After a weekend of growing concern that there might be a coronavirus outbreak in their clubhouse, the Cardinals learned Monday that nearly a fourth of their roster has tested positive for COVID-19.
The Cardinals have 13 confirmed positive COVID-19 tests in their traveling party. Of those 13, seven are players and six are staff members. As a result, Major League Baseball has postponed this week’s series in Detroit against the Tigers, which was already moved back and rearranged after positive tests postponed the Cardinals’ series in Milwaukee.
Eight of the 13 are experiencing some mild symptoms of the virus, ranging from headaches to low-grade fevers, but none have been hospitalized. The symptoms began after the positive tests, president of baseball operations John Mozeliak said Monday. The other five are asymptomatic. All 13 members of the organization who tested positive have left Milwaukee via car and returned to their homes.
The rest of the team remains in Milwaukee and must go two days with negative tests to be cleared to travel.

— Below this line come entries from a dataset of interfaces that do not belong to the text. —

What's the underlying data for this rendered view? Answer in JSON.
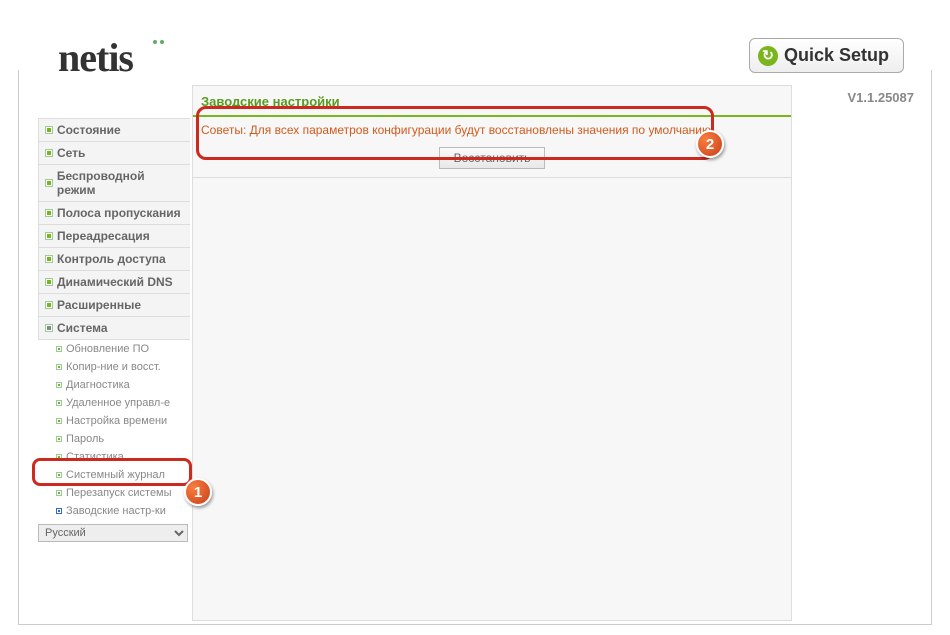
{
  "header": {
    "logo": "netis",
    "quick_setup": "Quick Setup",
    "version": "V1.1.25087"
  },
  "sidebar": {
    "items": [
      {
        "label": "Состояние"
      },
      {
        "label": "Сеть"
      },
      {
        "label": "Беспроводной режим"
      },
      {
        "label": "Полоса пропускания"
      },
      {
        "label": "Переадресация"
      },
      {
        "label": "Контроль доступа"
      },
      {
        "label": "Динамический DNS"
      },
      {
        "label": "Расширенные"
      },
      {
        "label": "Система"
      }
    ],
    "system_sub": [
      {
        "label": "Обновление ПО"
      },
      {
        "label": "Копир-ние и восст."
      },
      {
        "label": "Диагностика"
      },
      {
        "label": "Удаленное управл-е"
      },
      {
        "label": "Настройка времени"
      },
      {
        "label": "Пароль"
      },
      {
        "label": "Статистика"
      },
      {
        "label": "Системный журнал"
      },
      {
        "label": "Перезапуск системы"
      },
      {
        "label": "Заводские настр-ки"
      }
    ],
    "language": "Русский"
  },
  "main": {
    "title": "Заводские настройки",
    "advice": "Советы: Для всех параметров конфигурации будут восстановлены значения по умолчанию",
    "restore_label": "Восстановить"
  },
  "annotations": {
    "badge1": "1",
    "badge2": "2"
  }
}
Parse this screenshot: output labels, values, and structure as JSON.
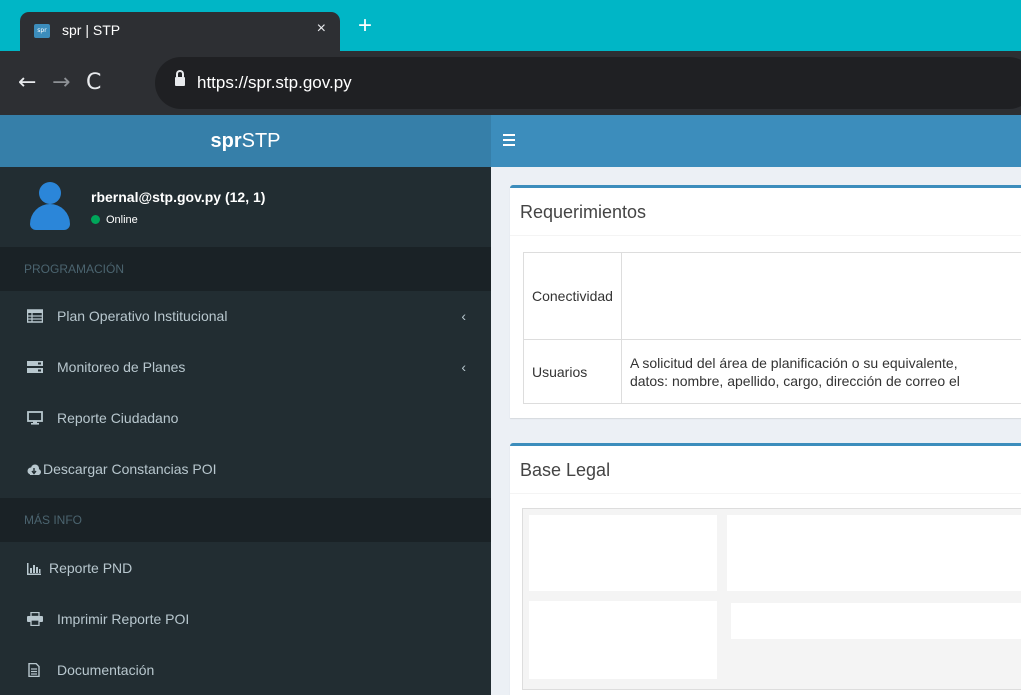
{
  "browser": {
    "tab_title": "spr | STP",
    "favicon_text": "spr",
    "close_glyph": "×",
    "newtab_glyph": "+",
    "back_glyph": "←",
    "forward_glyph": "→",
    "reload_glyph": "C",
    "url": "https://spr.stp.gov.py"
  },
  "header": {
    "logo_bold": "spr",
    "logo_rest": "STP"
  },
  "user": {
    "name": "rbernal@stp.gov.py (12, 1)",
    "status": "Online"
  },
  "sidebar": {
    "section_programacion": "PROGRAMACIÓN",
    "section_mas_info": "MÁS INFO",
    "chevron": "‹",
    "items": [
      {
        "label": "Plan Operativo Institucional",
        "icon": "table-icon"
      },
      {
        "label": "Monitoreo de Planes",
        "icon": "server-icon"
      },
      {
        "label": "Reporte Ciudadano",
        "icon": "desktop-icon"
      },
      {
        "label": "Descargar Constancias POI",
        "icon": "cloud-download-icon"
      },
      {
        "label": "Reporte PND",
        "icon": "bar-chart-icon"
      },
      {
        "label": "Imprimir Reporte POI",
        "icon": "print-icon"
      },
      {
        "label": "Documentación",
        "icon": "file-text-icon"
      }
    ]
  },
  "requerimientos": {
    "title": "Requerimientos",
    "rows": [
      {
        "col1": "Conectividad",
        "col2": ""
      },
      {
        "col1": "Usuarios",
        "col2_line1": "A solicitud del área de planificación o su equivalente,",
        "col2_line2": "datos: nombre, apellido, cargo, dirección de correo el"
      }
    ]
  },
  "base_legal": {
    "title": "Base Legal"
  },
  "colors": {
    "tabstrip": "#00b6c6",
    "chrome": "#2d2f33",
    "header_primary": "#3c8dbc",
    "logo_bg": "#367fa9",
    "sidebar_bg": "#222d32",
    "online": "#00a65a"
  }
}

The Cardinals hope to be able to travel Wednesday morning by plane to have a light workout at Busch Stadium that afternoon. Then they hope to resume their schedule by playing the Cubs on Friday in St. Louis.
For now, the 44 remaining players and staff in Milwaukee are quarantining in their hotel rooms for the fourth straight day and will continue to be tested daily, which has happened ever since the Cardinals learned of two initial positive tests late Thursday night. While the Cardinals utilized rapid testing at a Milwaukee hospital the first few days, they’ve moved exclusively to using MLB’s saliva tests for results.
With testing and continued isolation, the Cardinals are hopeful they have contained the outbreak.
“We all hear about flattening the curve and what it means in our country, in our states and our cities, but looking at it from a baseball team standpoint, it’s a microcosm,” Mozeliak, who is in Milwaukee with the team, said on a Zoom call with reporters. “We are not there yet, but we are getting closer. And that’s why we will remain in self-isolation.”
The 13 individuals who tested positive have not given consent to disclose their identities, citing medical privacy. Mozeliak said the team doesn’t have a concrete answer to where the first person infected got the virus but is confident that it originated in St. Louis, not on the road. The Cardinals left for Minnesota on Monday evening, and the first two positive cases were discovered via testing conducted on Wednesday before the Cardinals’ game against the Twins.
Mozeliak said the Cardinals will likely review their health and safety protocols for home and the road, but he cited the challenges of playing baseball in a pandemic.
“In fairness, you’re in a pandemic,” Mozeliak said. “It’s almost impossible to say that we can build a dome around ourselves and move from city to city, move from our home to the ballpark. … The point is anything can happen. We tried to put things in place that would prevent this from happening, but it just shows you how challenging that is.”
Mozeliak later added, “I don’t think there’s anything we could have done differently on the road. I’m very confident that this originated in St. Louis, and the timing of the tests dictated that we happened to be on the road. I don’t know what we could do differently other than not put somebody that’s infected on our plane.”
The Cardinals began contact tracing immediately after learning of the two initial positive tests, so the team was somewhat aware of who was likely to test positive over the next few days. But Mozeliak said the virus spread quicker than he originally thought it would, considering how quickly the Cardinals self-isolated and began testing.
The roster will look significantly different when the Cardinals play again. Seven players will likely have to be replaced, although the roster sizes are currently set to shrink from 30 to 28 on Thursday. The replacement players and staff will come from the team’s alternate training site in Springfield, Mo. Mozeliak said he doesn’t expect for now that the team will add to its 60-man player pool. The Cardinals haven’t had any players approach club leadership about electing not to play this season, Mozeliak said.
Every individual who tested positive will go seven days before being tested again, Mozeliak said. Then, the individual must have two negative tests at least 24 hours apart. The individual must be symptom-free and go at least 72 hours without a fever.
“Overall, I think we can withstand this,” Mozeliak said. “A lot of it’s going to be how long does it take for someone to return. These are all unknowns. It’s not like a sprained ankle where you might have an idea when someone’s coming back.”
The Cardinals will have seven games to make up in an already shortened and condensed season. Acknowledging the challenges that will come with the rescheduling, Mozeliak is hopeful it can be done starting Friday -- nine days after the Cardinals last played a game -- against the Cubs.
“Haven’t really even thought about our schedule much other than hopefully playing Friday,” Mozeliak said. “It’s hard to think about the future when you’re literally just trying to get through the day.”